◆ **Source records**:

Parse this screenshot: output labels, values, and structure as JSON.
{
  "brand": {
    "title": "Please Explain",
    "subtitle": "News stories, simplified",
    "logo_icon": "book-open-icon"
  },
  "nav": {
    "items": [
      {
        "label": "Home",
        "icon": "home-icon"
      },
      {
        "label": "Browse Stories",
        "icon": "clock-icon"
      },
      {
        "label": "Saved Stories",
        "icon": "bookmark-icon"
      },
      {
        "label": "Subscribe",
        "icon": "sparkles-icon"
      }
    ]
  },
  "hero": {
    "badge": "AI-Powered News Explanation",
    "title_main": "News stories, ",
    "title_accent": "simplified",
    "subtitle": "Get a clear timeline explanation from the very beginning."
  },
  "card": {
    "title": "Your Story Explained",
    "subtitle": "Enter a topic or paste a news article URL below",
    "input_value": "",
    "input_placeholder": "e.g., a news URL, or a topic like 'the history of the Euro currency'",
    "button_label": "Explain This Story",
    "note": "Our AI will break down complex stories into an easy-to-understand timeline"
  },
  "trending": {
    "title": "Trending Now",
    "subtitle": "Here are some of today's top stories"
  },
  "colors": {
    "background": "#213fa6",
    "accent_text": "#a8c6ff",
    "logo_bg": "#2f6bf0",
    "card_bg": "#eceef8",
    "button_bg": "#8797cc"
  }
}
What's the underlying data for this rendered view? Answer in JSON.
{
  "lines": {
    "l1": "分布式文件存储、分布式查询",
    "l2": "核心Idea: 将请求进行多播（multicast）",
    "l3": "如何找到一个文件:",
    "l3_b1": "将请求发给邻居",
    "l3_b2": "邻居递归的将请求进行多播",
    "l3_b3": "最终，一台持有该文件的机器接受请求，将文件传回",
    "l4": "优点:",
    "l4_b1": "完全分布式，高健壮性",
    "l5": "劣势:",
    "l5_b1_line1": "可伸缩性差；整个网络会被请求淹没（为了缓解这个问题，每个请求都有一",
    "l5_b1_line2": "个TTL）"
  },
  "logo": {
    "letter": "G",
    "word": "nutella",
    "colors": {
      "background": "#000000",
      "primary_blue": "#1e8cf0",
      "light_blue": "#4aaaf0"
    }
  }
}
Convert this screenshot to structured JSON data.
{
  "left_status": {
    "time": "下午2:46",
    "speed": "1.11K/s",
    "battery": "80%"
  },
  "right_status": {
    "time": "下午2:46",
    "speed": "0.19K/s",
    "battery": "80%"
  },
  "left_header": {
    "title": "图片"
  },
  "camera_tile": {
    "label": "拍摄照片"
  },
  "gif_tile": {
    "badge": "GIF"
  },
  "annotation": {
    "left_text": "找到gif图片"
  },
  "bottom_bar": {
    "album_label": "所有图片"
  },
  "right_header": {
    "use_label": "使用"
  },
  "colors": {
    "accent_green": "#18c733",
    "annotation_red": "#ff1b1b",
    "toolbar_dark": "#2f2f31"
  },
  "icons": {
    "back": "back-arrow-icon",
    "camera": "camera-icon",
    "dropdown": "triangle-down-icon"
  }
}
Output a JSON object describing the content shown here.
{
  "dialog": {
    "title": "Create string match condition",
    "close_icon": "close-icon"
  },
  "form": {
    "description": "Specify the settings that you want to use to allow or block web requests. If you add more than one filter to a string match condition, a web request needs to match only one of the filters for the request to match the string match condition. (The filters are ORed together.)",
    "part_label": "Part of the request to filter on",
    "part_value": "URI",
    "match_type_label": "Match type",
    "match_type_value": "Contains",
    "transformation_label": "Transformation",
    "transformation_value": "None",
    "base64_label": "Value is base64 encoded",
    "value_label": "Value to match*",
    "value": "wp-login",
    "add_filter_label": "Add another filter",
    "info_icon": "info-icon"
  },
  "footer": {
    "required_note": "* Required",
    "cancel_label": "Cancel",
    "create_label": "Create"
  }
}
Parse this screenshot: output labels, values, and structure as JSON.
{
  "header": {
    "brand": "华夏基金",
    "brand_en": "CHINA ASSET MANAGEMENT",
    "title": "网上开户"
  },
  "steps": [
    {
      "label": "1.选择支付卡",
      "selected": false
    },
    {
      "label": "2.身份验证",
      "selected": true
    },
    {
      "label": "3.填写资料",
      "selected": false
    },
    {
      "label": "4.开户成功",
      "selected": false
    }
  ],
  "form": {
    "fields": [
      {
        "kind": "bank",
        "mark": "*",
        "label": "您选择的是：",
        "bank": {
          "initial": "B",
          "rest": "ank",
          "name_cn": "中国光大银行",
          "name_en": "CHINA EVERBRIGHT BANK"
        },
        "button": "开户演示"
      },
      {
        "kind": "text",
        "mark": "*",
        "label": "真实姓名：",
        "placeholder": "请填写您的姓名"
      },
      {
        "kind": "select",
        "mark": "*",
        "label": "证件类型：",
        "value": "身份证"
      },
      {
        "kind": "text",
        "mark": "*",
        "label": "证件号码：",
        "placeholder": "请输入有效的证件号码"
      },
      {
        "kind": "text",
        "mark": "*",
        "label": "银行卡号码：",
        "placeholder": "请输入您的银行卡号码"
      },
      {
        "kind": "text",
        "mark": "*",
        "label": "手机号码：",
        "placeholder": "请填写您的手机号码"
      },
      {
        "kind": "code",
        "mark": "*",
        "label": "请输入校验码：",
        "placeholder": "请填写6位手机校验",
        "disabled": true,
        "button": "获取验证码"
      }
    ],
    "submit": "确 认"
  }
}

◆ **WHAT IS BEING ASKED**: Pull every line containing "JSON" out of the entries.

◆ **YOUR RESPONSE**:
Parse this screenshot: output labels, values, and structure as JSON.
What's the underlying data for this rendered view? Answer in JSON.
Convert this screenshot to structured JSON data.
Output a JSON object describing the content shown here.
Parse this screenshot: output labels, values, and structure as JSON.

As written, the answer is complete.